The Wayside Inn Collection consists of eight reels of 16 mm. film shot in the 1930s. Many of the reels contain intertitles referencing events that took place in 1932. The bulk of the collection contains footage of activities at the Henry Ford Wayside Inn Boys School as well as various activities on the grounds of Longfellow’s Wayside Inn in Sudbury, Massachusetts. Footage depicts winter scenes (shoveling snow, using oxen to plow the pathways on the grounds, and hockey games), scenes of the farm animals in spring, the water wheel at the Grist Mill, and some peach picking. School activities depicted include various pageants, balls, ceremonies (graduations, tree-plantings), school plays, and field trips including one trip to Lake George in the Adirondacks. The collection also contains a film using “Mary’s Lamb” from "McGuffey's Second Eclectic Reader.” The camera shows the text of the poem and pairs each verse with footage of a young girl, her lamb, her teacher and other school children acting out the text.

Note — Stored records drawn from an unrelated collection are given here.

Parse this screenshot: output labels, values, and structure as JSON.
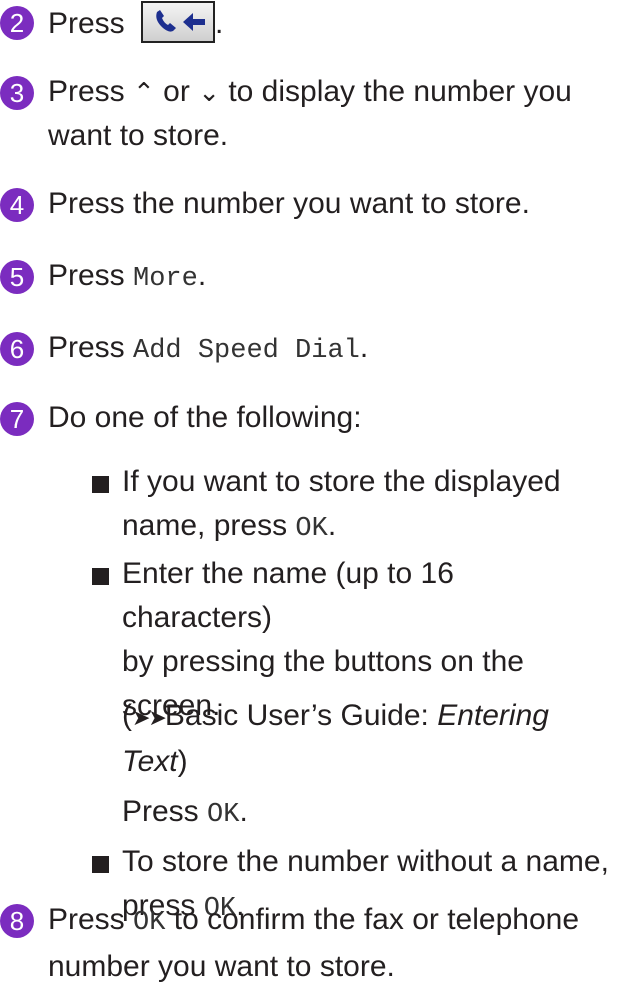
{
  "colors": {
    "step_circle": "#7b2cbf",
    "text": "#231f20"
  },
  "steps": [
    {
      "num": "2",
      "pre": "Press ",
      "post": "."
    },
    {
      "num": "3",
      "pre": "Press ",
      "up": "⌃",
      "mid": " or ",
      "down": "⌄",
      "post": " to display the number you",
      "line2": "want to store."
    },
    {
      "num": "4",
      "text": "Press the number you want to store."
    },
    {
      "num": "5",
      "pre": "Press ",
      "key": "More",
      "post": "."
    },
    {
      "num": "6",
      "pre": "Press ",
      "key": "Add Speed Dial",
      "post": "."
    },
    {
      "num": "7",
      "text": "Do one of the following:"
    },
    {
      "num": "8",
      "pre": "Press ",
      "key": "OK",
      "post": " to confirm the fax or telephone",
      "line2": "number you want to store."
    }
  ],
  "options": [
    {
      "line1": "If you want to store the displayed",
      "line2pre": "name, press ",
      "line2key": "OK",
      "line2post": "."
    },
    {
      "line1": "Enter the name (up to 16 characters)",
      "line2": "by pressing the buttons on the",
      "line3": "screen.",
      "ref_pre": "(",
      "ref_arrows": "➤➤",
      "ref_text": "Basic User’s Guide: ",
      "ref_italic1": "Entering",
      "ref_italic2": "Text",
      "ref_post": ")",
      "press_pre": "Press ",
      "press_key": "OK",
      "press_post": "."
    },
    {
      "line1": "To store the number without a name,",
      "line2pre": "press ",
      "line2key": "OK",
      "line2post": "."
    }
  ],
  "icons": {
    "call_back_button": "phone-back-icon"
  }
}
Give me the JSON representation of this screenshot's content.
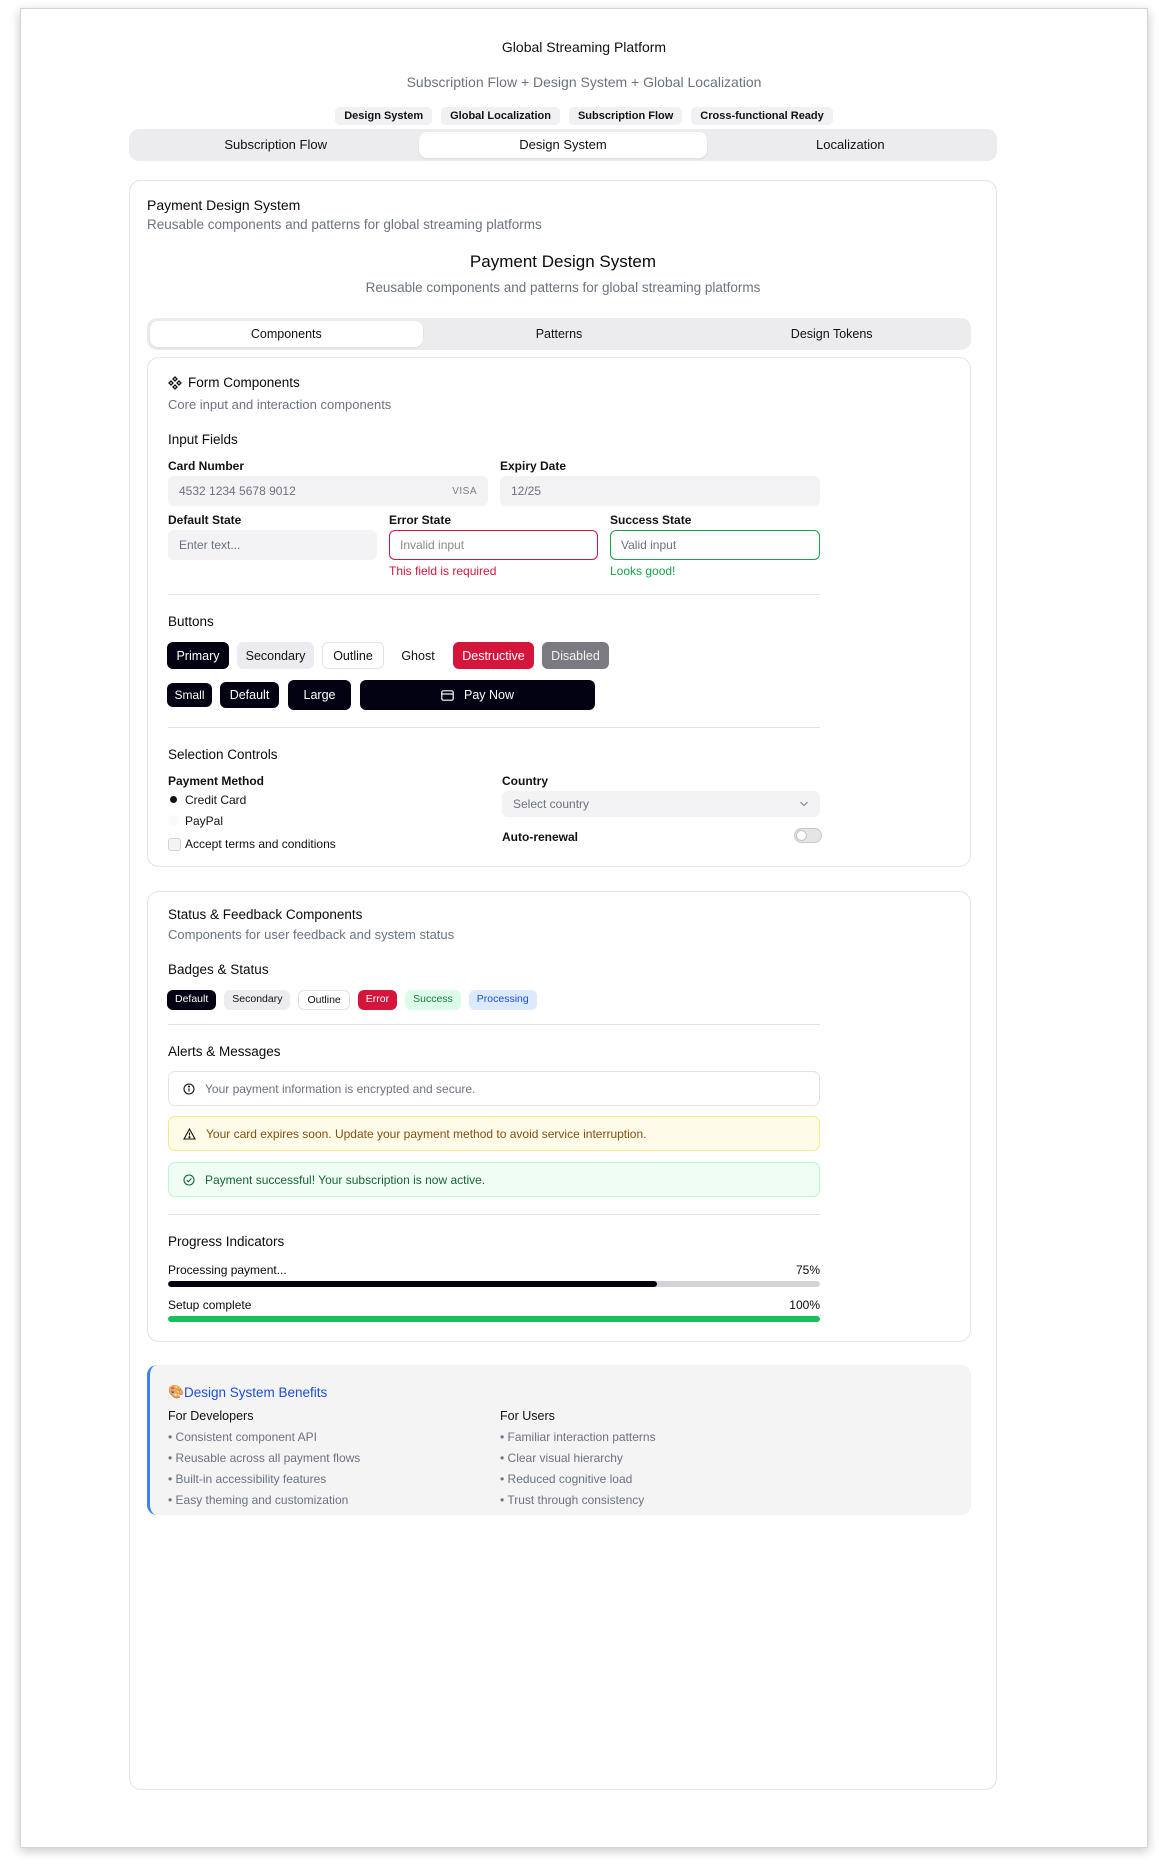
{
  "header": {
    "title": "Global Streaming Platform",
    "subtitle": "Subscription Flow + Design System + Global Localization",
    "chips": [
      "Design System",
      "Global Localization",
      "Subscription Flow",
      "Cross-functional Ready"
    ]
  },
  "main_tabs": [
    "Subscription Flow",
    "Design System",
    "Localization"
  ],
  "active_main_tab": "Design System",
  "card": {
    "title": "Payment Design System",
    "description": "Reusable components and patterns for global streaming platforms",
    "center_title": "Payment Design System",
    "center_subtitle": "Reusable components and patterns for global streaming platforms"
  },
  "sub_tabs": [
    "Components",
    "Patterns",
    "Design Tokens"
  ],
  "active_sub_tab": "Components",
  "form": {
    "title": "Form Components",
    "description": "Core input and interaction components",
    "input_fields_heading": "Input Fields",
    "card_number_label": "Card Number",
    "card_number_value": "4532 1234 5678 9012",
    "card_brand": "VISA",
    "expiry_label": "Expiry Date",
    "expiry_value": "12/25",
    "default_label": "Default State",
    "default_placeholder": "Enter text...",
    "error_label": "Error State",
    "error_value": "Invalid input",
    "error_message": "This field is required",
    "success_label": "Success State",
    "success_value": "Valid input",
    "success_message": "Looks good!",
    "buttons_heading": "Buttons",
    "buttons": {
      "primary": "Primary",
      "secondary": "Secondary",
      "outline": "Outline",
      "ghost": "Ghost",
      "destructive": "Destructive",
      "disabled": "Disabled",
      "small": "Small",
      "default": "Default",
      "large": "Large",
      "pay_now": "Pay Now"
    },
    "selection_heading": "Selection Controls",
    "payment_method_label": "Payment Method",
    "radio_options": [
      "Credit Card",
      "PayPal"
    ],
    "selected_radio": "Credit Card",
    "terms_label": "Accept terms and conditions",
    "country_label": "Country",
    "country_placeholder": "Select country",
    "auto_renewal_label": "Auto-renewal"
  },
  "status": {
    "title": "Status & Feedback Components",
    "description": "Components for user feedback and system status",
    "badges_heading": "Badges & Status",
    "badges": [
      "Default",
      "Secondary",
      "Outline",
      "Error",
      "Success",
      "Processing"
    ],
    "alerts_heading": "Alerts & Messages",
    "alerts": {
      "info": "Your payment information is encrypted and secure.",
      "warning": "Your card expires soon. Update your payment method to avoid service interruption.",
      "success": "Payment successful! Your subscription is now active."
    },
    "progress_heading": "Progress Indicators",
    "progress": [
      {
        "label": "Processing payment...",
        "value_text": "75%",
        "value": 0.75,
        "color": "#030213"
      },
      {
        "label": "Setup complete",
        "value_text": "100%",
        "value": 1.0,
        "color": "#16c05a"
      }
    ]
  },
  "benefits": {
    "title": "Design System Benefits",
    "developers_heading": "For Developers",
    "developers": [
      "• Consistent component API",
      "• Reusable across all payment flows",
      "• Built-in accessibility features",
      "• Easy theming and customization"
    ],
    "users_heading": "For Users",
    "users": [
      "• Familiar interaction patterns",
      "• Clear visual hierarchy",
      "• Reduced cognitive load",
      "• Trust through consistency"
    ]
  },
  "colors": {
    "primary": "#030213",
    "destructive": "#d4163c",
    "success": "#16a34a",
    "info_accent": "#3b82f6"
  }
}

The Wayside Inn Under Henry Ford’s Historic Preservation (1923-1960) With the purchase of Longfellow’s Wayside Inn (est. 1716) in 1923, Henry Ford envisioned transforming the Colonial era inn into a living museum of American history, an interest that predates the development of both Greenfield Village and Colonial Williamsburg. Under Ford’s private ownership, the Inn continued to operate as a hotel and restaurant. His stature brought the Inn to a level of recognized international significance, and with that, came prominent visitors such as Calvin Coolidge and Charles Lindbergh. As important as the living museum concept was to Ford, the Wayside Inn also afforded him a rustic venue with which to conduct his annual “Vagabond” retreats with friends Harvey Firestone, Thomas Edison, and John Burroughs. The Inn provided a convenient break for the Ford family as they traveled by train from Michigan to family property in Maine every summer. The Hostess Diaries that were kept at Ford’s insistence chronicle the comings and goings of these visitors and record the delight with which the staff received the Ford children, Henry Ford II, William Clay Ford, Sr., and Josephine Ford. Additions to the Inn’s landscape made by Henry Ford include the Martha-Mary Chapel (1941), a popular wedding venue, and the Grist Mill (1929), a full-time Pepperidge Farm production facility from 1952–1967, and the last fully operational mill in the Northeast. http://www.wayside.org/tour/wayside-inn-grist-mill (cited 05/25/2010). Further reading on the history of Longfellow’s Wayside Inn can be found at http://www.wayside.org/history/ford (cited 5/25/2010)
Northeast Historic Film
The Collection is open for research.
Authorization to reuse and/or reproduce must be obtained from Northeast Historic Film. See http://www.oldfilm.org/research for more information.
8 Items in this collection